We have much to answer for. Why would we ever want to “raise up on high” monuments to those who committed crimes against humanity... North, South, East or West?

Lloyd E. Elling

Ocean View

Layton moving ahead with new project

Editor:

According to my research. Lower Sussex Little League was incorporated as a non-profit organization in 1966. If, my dates are wrong, please, accept my apology.

In the beginning, the teams were sponsored by the Selbyville Elks, The Fenwick Island Lions Club, The John M. Clayton Lions Club and The Lord Baltimore Lions Club, and there might be more, but I can not find anything else in the past minutes that I found.

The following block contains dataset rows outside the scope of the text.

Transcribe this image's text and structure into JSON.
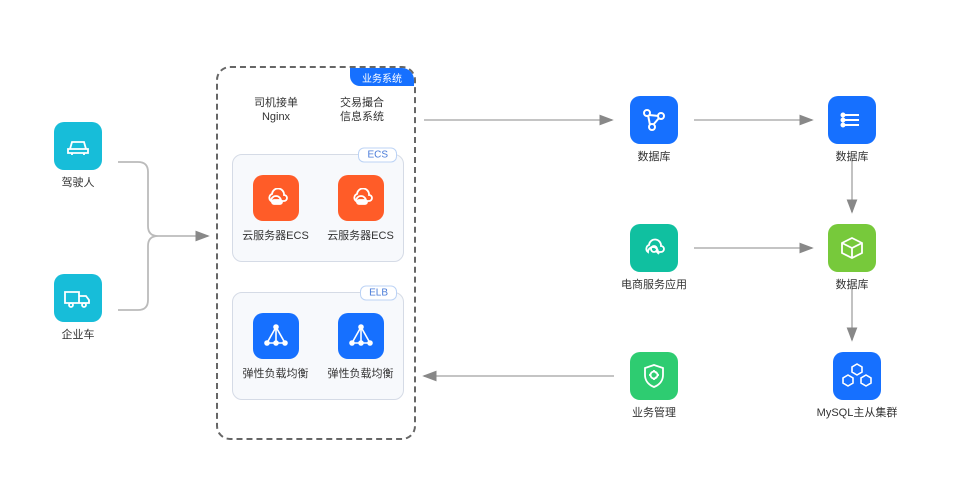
{
  "left": {
    "car_label": "驾驶人",
    "truck_label": "企业车"
  },
  "panel": {
    "tab": "业务系统",
    "header": {
      "col1_line1": "司机接单",
      "col1_line2": "Nginx",
      "col2_line1": "交易撮合",
      "col2_line2": "信息系统"
    },
    "group_ecs": {
      "badge": "ECS",
      "item1": "云服务器ECS",
      "item2": "云服务器ECS"
    },
    "group_elb": {
      "badge": "ELB",
      "item1": "弹性负载均衡",
      "item2": "弹性负载均衡"
    }
  },
  "right": {
    "r1c1": "数据库",
    "r1c2": "数据库",
    "r2c1": "电商服务应用",
    "r2c2": "数据库",
    "r3c1": "业务管理",
    "r3c2": "MySQL主从集群"
  }
}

They played their games mostly at the high schools at that time: Selbyville, John M. Clayton and Lord Baltimore High Schools.

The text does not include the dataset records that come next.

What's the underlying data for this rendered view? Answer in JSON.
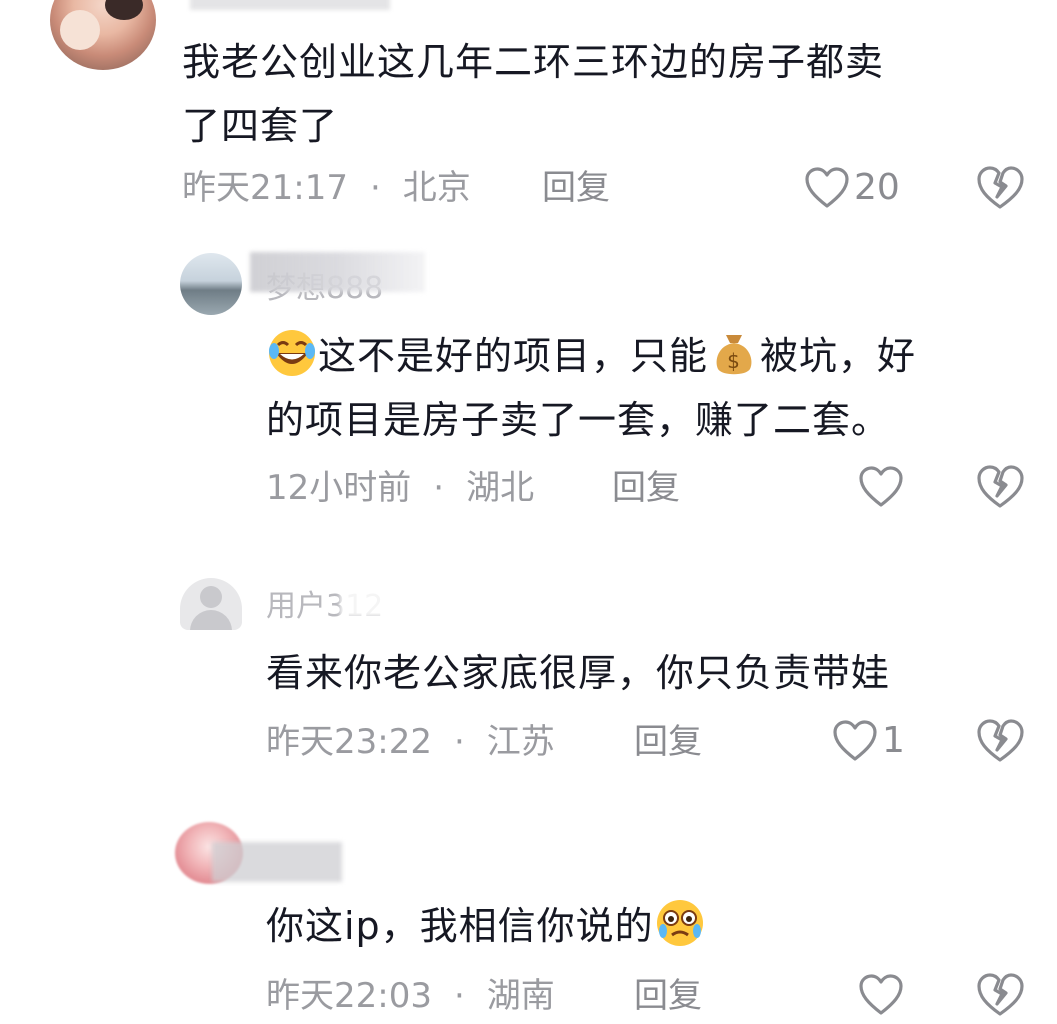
{
  "comments": [
    {
      "username": "",
      "text_line1": "我老公创业这几年二环三环边的房子都卖",
      "text_line2": "了四套了",
      "time": "昨天21:17",
      "location": "北京",
      "reply_label": "回复",
      "likes": "20"
    },
    {
      "username": "梦想888",
      "text_line1": "这不是好的项目，只能",
      "text_line1b": "被坑，好",
      "text_line2": "的项目是房子卖了一套，赚了二套。",
      "time": "12小时前",
      "location": "湖北",
      "reply_label": "回复",
      "likes": ""
    },
    {
      "username": "用户312",
      "text_line1": "看来你老公家底很厚，你只负责带娃",
      "time": "昨天23:22",
      "location": "江苏",
      "reply_label": "回复",
      "likes": "1"
    },
    {
      "username": "",
      "text_line1": "你这ip，我相信你说的",
      "time": "昨天22:03",
      "location": "湖南",
      "reply_label": "回复",
      "likes": ""
    }
  ],
  "icons": {
    "like": "heart-outline-icon",
    "dislike": "broken-heart-icon",
    "emoji_laugh": "rolling-laughing-emoji",
    "emoji_money": "money-bag-emoji",
    "emoji_cry": "teary-emoji"
  },
  "colors": {
    "text": "#161823",
    "meta": "#9a9ba0",
    "icon": "#8a8b90"
  }
}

Lower Sussex Little League started to grow so much, they were to able to move to a central location at the Pyle Center with three fields.

Our (Arlene and I) children started playing at the Pyle Center in 1985 and we were able to start serving on the Lower Sussex Little League Board in 1987. I was elected President in 1989. In 1990, we able to sign a 99-year lease for a new section (approximately 14 acres).

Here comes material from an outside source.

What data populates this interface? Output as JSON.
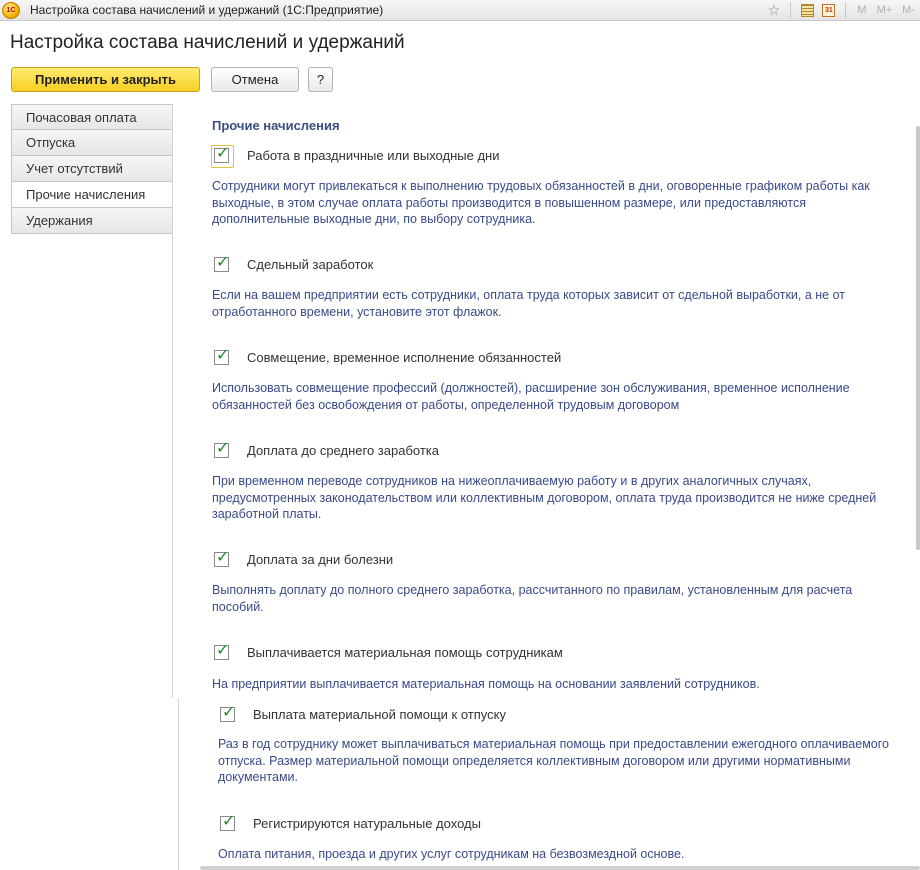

When softball was introduced, the number of children grew dramatically (averaging 700 children a year) so the building of new fields were needed. Many people volunteered their time to build a first class facility.

I want to thank the many volunteers (managers, coaches, umpires, concession stand workers) and the people who donated money to build this facility. We have a facility that has no debt.

In 2004, we were lucky enough to land The Senior Girls Softball World Series (Ages 14 to 16) and, in 2013, we landed a second World Series, which was the Big League Girls (ages 16 to 18). These girls come from around the world and they get to see the United States and make new friends.

Who would have thought that our complex would be seen on ESPN? Some of the best softball is played in Sussex County, because some of our local teams have won the World Series.

I have been on the Board of Directors for 30 years and I have served as president for 21 years, but I am looking for a new challenge.

I am also serving on the Pyle Center board, and I have received permission to explore the idea of building a YMCA or a community center.

The Pyle Center has two other parcels on which we can build. We have a partial board of directors in place. If you would like to volunteer, please, let me know. You can reach me at brucelayton@verizon.net.

Again, it has been a pleasure to serve on the Lower Sussex Little League Board of Directors, but it is time to see if we can build another facility.

Bruce Layton

Ocean View

Reader asks: Equal justice ... or not

Editor:

Cash bail is the dirty secret of America’s justice system. Being poor should not mean more jail time, however, if you don’t have resources that is where you’ll be.

Municipalities across the country jail more people for not being able to post bond than given a speedy trial. Hence the growing prison population and the mass incarceration that exists today. And, I might add, that the for-profit prison industry has grown proportionately. We have in this administration individuals willing to roll back regulations that are both harsh and punitive. These statutes unfairly impact poor people and people of color. When I look at the scale of justice, I see a blindfolded woman who doesn’t see you. But in actuallity, a double standard exists that being poor, black and innocent results in more jail time than a white person of means who is guilty!.

As the struggle for the promise of America continues we are confronted by the pathological lying and bigotry by our current president.

Valerie Reeves

Ocean View